You hit the technological maximum when you have systems that can rapidly perform natural selection on technological designs. As one of the characters puts it in my novel The Sunless Countries, “Everybody’s equally able to evolve new devices because everybody has the same, perfect physics model. Once you’ve got that model, and fast enough calculation, nobody in the universe should be able to come up with a machine that you can’t duplicate. You just select for it and its design eventually pops out. So there’s a technological stalemate everywhere in the universe.” This is analogous to the biological stalemate that pertained on Earth prior to the evolution of human beings.
The Rewilding (as defined by Karl Schroeder):
The Rewilding, by contrast, is simply a vision of what happens when you erase the distinction between the natural and the artificial. Some cognitive studies, for instance, suggest that the human brain offloads difficult calculations to the physical environment whenever it can. When catching a pop-fly in baseball, for instance, the brain does not attempt to do the calculations necessary to predict the trajectory of the ball; instead it gets you to run backward while occluding the ball with your glove and keeping a fixed angle between your arm and the horizon. This replaces the calculations. Such ‘partial programs’ mean that you’re not required to process all information internally; you use your ambient environment as part of your thinking apparatus. In The Rewilding, we have a world of physical partial programs. Why build a water treatment plant when you can use the local wetlands for the same purpose? In The Rewilding, we establish mutually beneficial relationships with physical and ecological systems while not compromising our ambitions; if you need a nuclear power plant, you still
build a nuclear power plant, but if there’s a partnership with some natural system that will provide the same result, you go that way.
Who is Karl Schroeder?
Karl Schroeder is one of Canada’s leading science fiction and fantasy authors. He lives in Toronto, Ontario, and divides his time between writing science fiction and consulting in foresight studies (chiefly concerning the future of technology). He is the author of nine novels, as well as the influential “foresight scenario fiction,’ Crisis in Zefra, which was written for the Canadian army in 2005. His novels have been translated into French, German, Spanish, Russian and Japanese. In addition to his fiction works, Mr. Schroeder has published The Complete Idiot’s Guide to Publishing Science Fiction, written with Cory Doctorow (MacMillan, August, 2000). As an active member of the Canadian speculative fiction writing community, he helped found SF Canada, the Canadian national science fiction and fantasy writers’ association, in 1989, and was president from 1996 to 1997. He taught science fiction writing at George Brown College from 1992 to 1994.
Karl was born and raised in Brandon, Manitoba.

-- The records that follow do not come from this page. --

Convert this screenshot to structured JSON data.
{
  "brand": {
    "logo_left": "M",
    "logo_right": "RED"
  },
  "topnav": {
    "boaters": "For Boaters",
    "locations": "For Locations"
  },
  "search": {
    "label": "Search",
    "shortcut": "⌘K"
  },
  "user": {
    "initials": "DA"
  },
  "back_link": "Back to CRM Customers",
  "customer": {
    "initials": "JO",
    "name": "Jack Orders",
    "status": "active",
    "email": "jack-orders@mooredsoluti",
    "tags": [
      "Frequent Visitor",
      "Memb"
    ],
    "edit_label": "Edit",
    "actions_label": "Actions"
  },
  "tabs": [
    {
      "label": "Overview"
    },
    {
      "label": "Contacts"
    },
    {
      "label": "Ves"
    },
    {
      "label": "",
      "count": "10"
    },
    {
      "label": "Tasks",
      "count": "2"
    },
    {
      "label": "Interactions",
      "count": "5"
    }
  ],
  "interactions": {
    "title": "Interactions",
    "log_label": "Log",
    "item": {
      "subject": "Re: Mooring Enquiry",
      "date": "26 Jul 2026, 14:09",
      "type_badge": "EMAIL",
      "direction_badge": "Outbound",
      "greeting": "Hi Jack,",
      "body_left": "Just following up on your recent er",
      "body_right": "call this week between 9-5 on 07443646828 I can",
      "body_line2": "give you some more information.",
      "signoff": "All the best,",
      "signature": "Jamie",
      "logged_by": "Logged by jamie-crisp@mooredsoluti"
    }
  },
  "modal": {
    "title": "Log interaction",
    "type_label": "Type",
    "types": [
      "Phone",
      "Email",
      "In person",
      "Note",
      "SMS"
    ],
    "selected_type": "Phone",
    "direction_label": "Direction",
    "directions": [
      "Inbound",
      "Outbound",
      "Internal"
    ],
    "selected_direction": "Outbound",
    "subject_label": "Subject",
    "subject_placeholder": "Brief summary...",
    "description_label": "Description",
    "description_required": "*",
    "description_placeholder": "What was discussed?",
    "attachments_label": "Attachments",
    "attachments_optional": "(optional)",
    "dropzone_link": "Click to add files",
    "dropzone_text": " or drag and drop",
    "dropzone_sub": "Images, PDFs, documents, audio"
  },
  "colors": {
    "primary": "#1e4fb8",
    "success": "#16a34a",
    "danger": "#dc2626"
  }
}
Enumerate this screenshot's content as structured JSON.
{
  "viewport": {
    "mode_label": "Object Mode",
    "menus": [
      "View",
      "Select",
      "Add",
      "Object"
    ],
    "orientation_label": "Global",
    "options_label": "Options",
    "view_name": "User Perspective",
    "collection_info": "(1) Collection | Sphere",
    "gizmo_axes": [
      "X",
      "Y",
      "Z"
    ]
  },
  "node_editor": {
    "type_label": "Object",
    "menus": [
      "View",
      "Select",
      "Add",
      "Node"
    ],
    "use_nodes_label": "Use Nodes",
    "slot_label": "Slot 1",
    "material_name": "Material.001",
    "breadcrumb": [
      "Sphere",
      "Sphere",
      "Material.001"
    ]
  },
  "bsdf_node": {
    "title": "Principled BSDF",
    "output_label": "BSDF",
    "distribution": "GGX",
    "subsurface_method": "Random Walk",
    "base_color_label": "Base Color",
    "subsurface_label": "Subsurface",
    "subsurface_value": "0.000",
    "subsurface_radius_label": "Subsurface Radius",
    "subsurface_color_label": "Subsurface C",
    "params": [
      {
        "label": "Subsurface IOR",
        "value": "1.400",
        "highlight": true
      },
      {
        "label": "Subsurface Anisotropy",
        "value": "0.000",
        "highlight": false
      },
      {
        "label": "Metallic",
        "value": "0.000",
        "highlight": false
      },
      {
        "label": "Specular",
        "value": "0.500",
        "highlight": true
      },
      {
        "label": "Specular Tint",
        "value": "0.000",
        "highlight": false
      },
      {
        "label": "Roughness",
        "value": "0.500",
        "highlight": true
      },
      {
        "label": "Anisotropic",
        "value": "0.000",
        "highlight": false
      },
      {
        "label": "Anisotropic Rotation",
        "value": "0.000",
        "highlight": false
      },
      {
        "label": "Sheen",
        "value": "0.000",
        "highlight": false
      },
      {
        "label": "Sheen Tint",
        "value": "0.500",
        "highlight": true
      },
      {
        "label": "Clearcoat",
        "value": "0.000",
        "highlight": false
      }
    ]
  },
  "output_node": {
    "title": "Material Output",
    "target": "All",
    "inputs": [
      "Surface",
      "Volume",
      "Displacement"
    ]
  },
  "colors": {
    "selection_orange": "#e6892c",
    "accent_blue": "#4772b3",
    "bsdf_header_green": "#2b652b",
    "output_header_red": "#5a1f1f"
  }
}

He has a Mennonite background, and in fact comes from the same southern Manitoba Mennonite community as “golden age” SF grand master A.E. van Vogt. Growing up, Karl assumed that novel writing was a career option because his mother had published two novels with Zondervan, “Year of Discovery” and “The Secret of His Presence” and so books with Schroeder on their spines were in the bookshelf along with those of Andre Norton, Agatha Christie, and others. He moved to Toronto in 1986, married Janice Beitel in 2001, and he and Janice have one child.
Since 2003 Karl has been doing work in strategic foresight (also known as futurism) for clients such as the Canadian government and army. In 2011 he achieved a Master’s degree in Strategic Foresight and Innovation from OCAD University of Toronto. He regularly consults on the future of technology, and also does public speaking both in person and in the media on the intersection of science and society, and on trends for the future.
Karl’s novels present technology as a realm of experimental philosophy, where previously theoretical constructs are given flesh. His current concern is the notion that “technology is legislation” and that because of this fact, humanity will not gain control of its own political or evolutionary destiny until we learn to anticipate and control the effects that new technologies have upon society.